The Chancellor, Rishi Sunak, only yesterday (8 April) announced a new £750m funding package, having been pressed by the charity sector since the pandemic first unfolded. With £360m directly allocated by government departments and £370m ringfenced for smaller local charities, it is undoubtedly a welcome shot in the arm for the sector.

However, the role of industry also remains so critical – arguably never greater – to protecting the future of patient communities, as charities navigate such an unchartered environment. The Chancellor himself recognised the Government’s inability to match every ‘lost pound’ and funding is likely to be prioritised for ‘front-line’ organisations, particularly within areas such as financial advice and food delivery. Now is therefore the time for industry to accelerate vital targeted resources, providing extended services that are integral to maintaining patient outcomes during this period.

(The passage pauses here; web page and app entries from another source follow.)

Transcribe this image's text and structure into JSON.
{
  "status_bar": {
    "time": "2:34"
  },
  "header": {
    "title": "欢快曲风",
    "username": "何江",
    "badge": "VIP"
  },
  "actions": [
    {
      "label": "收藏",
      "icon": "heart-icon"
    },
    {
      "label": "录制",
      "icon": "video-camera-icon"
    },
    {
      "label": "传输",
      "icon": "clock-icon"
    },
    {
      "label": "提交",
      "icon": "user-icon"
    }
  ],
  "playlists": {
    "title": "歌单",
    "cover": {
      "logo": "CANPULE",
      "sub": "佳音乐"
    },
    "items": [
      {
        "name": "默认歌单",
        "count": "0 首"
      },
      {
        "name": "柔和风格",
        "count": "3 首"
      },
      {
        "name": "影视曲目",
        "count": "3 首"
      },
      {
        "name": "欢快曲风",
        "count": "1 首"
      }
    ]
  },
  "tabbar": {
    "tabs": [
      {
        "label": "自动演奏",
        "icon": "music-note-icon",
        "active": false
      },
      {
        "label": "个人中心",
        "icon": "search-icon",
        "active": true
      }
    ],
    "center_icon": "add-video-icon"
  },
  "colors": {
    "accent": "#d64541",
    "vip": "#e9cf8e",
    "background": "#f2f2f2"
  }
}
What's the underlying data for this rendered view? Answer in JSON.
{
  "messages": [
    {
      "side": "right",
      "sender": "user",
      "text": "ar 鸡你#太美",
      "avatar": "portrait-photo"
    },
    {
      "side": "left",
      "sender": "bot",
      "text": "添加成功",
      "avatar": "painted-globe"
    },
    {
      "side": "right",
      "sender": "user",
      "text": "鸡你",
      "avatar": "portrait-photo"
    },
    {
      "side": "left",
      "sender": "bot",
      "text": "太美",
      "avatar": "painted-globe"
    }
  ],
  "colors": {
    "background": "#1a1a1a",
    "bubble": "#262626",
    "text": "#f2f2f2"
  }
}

Inevitably, there is no ’one size fits all’ solution. Patient services vary considerably across organisations, regions and conditions and so too will the support that these groups require. It’s essential to listen to the concerns of charities and fully understand the challenges experienced from the perspective of their respective population. This is particularly vital when it comes to patients in high risk groups who realise that forgoing treatment could impact on their prognosis. These patients have to balance the need for hospital visits for life saving treatment, alongside the risk of exposure to COVID-19. Listening to the needs of patient groups will enable industry to identify the priorities that can make the difference, beyond financial investment alone.

Firstly, a ‘digital first’ approach is increasingly paramount as patient groups strive to provide fully integrated online advice and support to improve the quality and efficiency of patient care. Many pharma companies have developed digital platforms and services in recent years to support patient engagement and disease management. Surely now is the time to truly work in partnership, sharing knowledge of and access to these digital platforms, introducing new models of care aimed at increasing patient/HCP access and support.

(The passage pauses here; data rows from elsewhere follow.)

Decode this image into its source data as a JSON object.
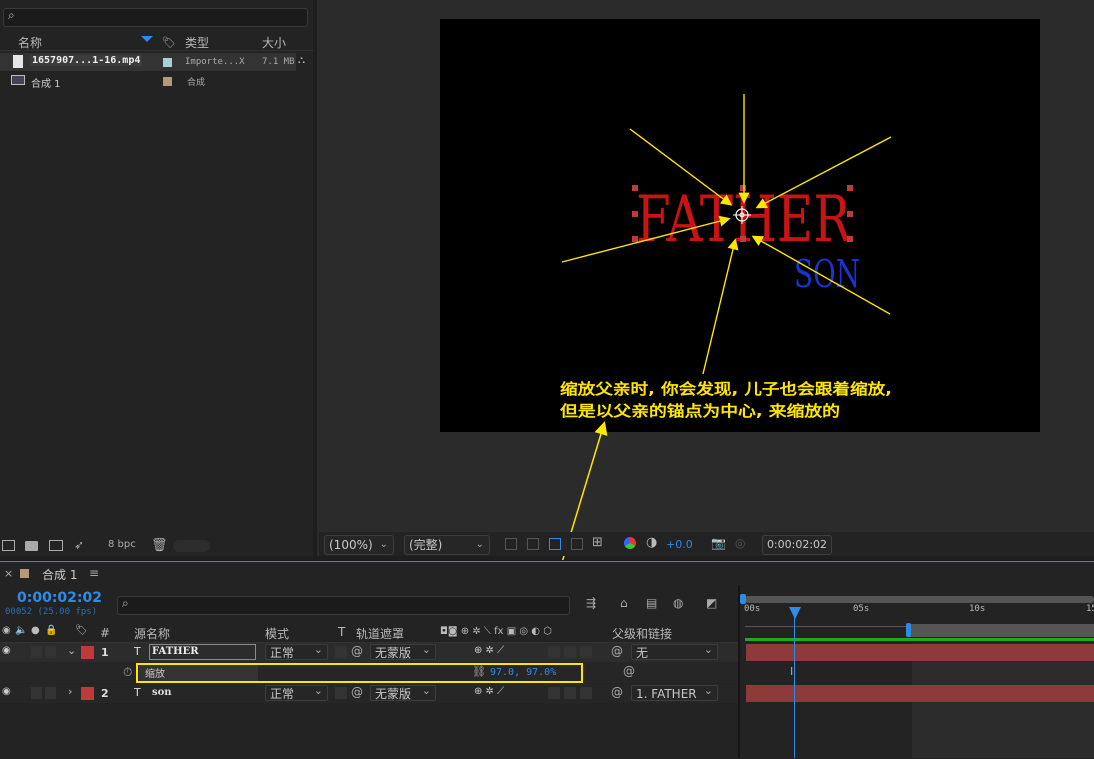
{
  "project": {
    "search_placeholder": "",
    "columns": {
      "name": "名称",
      "type": "类型",
      "size": "大小"
    },
    "items": [
      {
        "name": "1657907...1-16.mp4",
        "type": "Importe...X",
        "size": "7.1 MB",
        "swatch": "#a9d1d1"
      },
      {
        "name": "合成 1",
        "type": "合成",
        "size": "",
        "swatch": "#b49a7a"
      }
    ],
    "bpc": "8 bpc"
  },
  "viewer": {
    "zoom": "(100%)",
    "resolution": "(完整)",
    "exposure": "+0.0",
    "timecode": "0:00:02:02",
    "canvas": {
      "father_text": "FATHER",
      "son_text": "SON",
      "annotation_line1": "缩放父亲时, 你会发现, 儿子也会跟着缩放,",
      "annotation_line2": "但是以父亲的锚点为中心, 来缩放的"
    }
  },
  "timeline": {
    "comp_tab": "合成 1",
    "timecode": "0:00:02:02",
    "frame_info": "00052 (25.00 fps)",
    "columns": {
      "num": "#",
      "source_name": "源名称",
      "mode": "模式",
      "t": "T",
      "trackmatte": "轨道遮罩",
      "parent": "父级和链接"
    },
    "ruler": [
      "00s",
      "05s",
      "10s",
      "15"
    ],
    "layers": [
      {
        "num": "1",
        "name": "FATHER",
        "mode": "正常",
        "matte": "无蒙版",
        "parent": "无",
        "color": "#c13a3a"
      },
      {
        "num": "2",
        "name": "son",
        "mode": "正常",
        "matte": "无蒙版",
        "parent": "1. FATHER",
        "color": "#c13a3a"
      }
    ],
    "property": {
      "name": "缩放",
      "value": "97.0, 97.0%"
    }
  },
  "colors": {
    "accent": "#2d8ceb",
    "annotation": "#ffe600",
    "father": "#c81414",
    "son": "#1a33cc"
  }
}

Digital integration of services is just one of many areas where joint partnerships could make the difference. A period of prolonged self isolation has inevitably resulted in a dramatic increase in patients requiring an ‘in person’ service. Charities have received overwhelming numbers of calls from patients seeking critical advice, placing an unsustainable strain on nurse led helplines.

Industry can help to alleviate these pressures at a grass roots level.

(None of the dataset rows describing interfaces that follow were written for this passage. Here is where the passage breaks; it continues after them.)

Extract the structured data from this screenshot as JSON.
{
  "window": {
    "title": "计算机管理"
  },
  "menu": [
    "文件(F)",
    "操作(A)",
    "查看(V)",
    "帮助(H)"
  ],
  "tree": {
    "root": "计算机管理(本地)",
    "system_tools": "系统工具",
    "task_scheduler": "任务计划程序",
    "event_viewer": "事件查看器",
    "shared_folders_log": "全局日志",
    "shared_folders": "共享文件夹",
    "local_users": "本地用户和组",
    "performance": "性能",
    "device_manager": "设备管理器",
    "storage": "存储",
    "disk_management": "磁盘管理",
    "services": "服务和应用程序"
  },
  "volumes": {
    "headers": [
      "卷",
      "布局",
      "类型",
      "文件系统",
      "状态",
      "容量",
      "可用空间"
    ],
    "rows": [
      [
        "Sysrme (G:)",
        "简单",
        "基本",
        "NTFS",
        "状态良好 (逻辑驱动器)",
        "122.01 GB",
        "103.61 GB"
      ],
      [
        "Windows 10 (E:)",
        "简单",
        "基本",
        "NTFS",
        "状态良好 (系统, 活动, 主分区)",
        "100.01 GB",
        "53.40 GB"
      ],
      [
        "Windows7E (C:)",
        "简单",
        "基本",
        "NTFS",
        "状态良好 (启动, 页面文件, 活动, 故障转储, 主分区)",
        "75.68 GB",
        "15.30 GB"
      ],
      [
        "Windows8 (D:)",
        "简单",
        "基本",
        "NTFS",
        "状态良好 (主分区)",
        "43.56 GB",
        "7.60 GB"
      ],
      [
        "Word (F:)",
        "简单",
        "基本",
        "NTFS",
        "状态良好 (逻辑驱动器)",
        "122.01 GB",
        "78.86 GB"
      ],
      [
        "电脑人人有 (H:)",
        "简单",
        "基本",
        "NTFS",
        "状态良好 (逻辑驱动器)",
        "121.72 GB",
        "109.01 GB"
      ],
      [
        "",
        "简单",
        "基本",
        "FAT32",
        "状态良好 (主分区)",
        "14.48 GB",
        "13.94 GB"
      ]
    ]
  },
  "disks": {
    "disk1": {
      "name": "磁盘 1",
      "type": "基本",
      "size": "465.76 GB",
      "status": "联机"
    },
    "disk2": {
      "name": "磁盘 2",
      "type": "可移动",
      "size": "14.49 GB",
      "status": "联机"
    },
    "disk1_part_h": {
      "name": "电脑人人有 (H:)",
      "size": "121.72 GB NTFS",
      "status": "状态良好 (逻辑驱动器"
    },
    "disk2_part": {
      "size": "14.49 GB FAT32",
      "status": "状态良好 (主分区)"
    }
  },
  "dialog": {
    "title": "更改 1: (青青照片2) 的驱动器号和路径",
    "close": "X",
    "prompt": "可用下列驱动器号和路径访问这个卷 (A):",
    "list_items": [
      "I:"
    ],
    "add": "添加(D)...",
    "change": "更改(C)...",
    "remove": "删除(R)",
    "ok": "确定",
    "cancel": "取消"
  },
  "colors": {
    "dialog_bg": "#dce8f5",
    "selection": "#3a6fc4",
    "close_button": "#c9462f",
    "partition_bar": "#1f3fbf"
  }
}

Seconding key employees to charity partners for an agreed number of hours during this period for example will enable patient groups to redirect vital expertise, ensuring that patients continue to access the qualified support and advice they need at this time.

Supporting charities with ‘wrap around’ and ‘beyond the pill’ services, as companies increasingly position themselves as a ‘healthcare’ or indeed ‘technology’ firms, will also help to strengthen the essential resources being accessed by patient communities. Several industry initiatives are already underway, with pharma companies pooling skills, experience and resources in areas such as telephone triage and home delivery. But, more needs to be done to explore new integrated solutions to providing patient care during these unprecedented times.

While the immediate focus for the months to come will centre on responding to the coronavirus outbreak, it is important to recognise how the current situation may also lead to the late or delayed presentation of non-COVID-19 cases as patients actively defer healthcare advice or treatment. This will lead to a potential ‘surge’ in patient demand later down the line where, again, the role of charity and industry partnerships will be tested and learnings from ‘today’ can be brought to the fore.

Ultimately, this is a time for collaboration. A time to strengthen relationships. A time where industry can be instrumental in ensuring patients continue to have access to acute services and resources during this uncertain period. Companies that provide the right support now will be changing the shape of integrated charity partnerships for the future.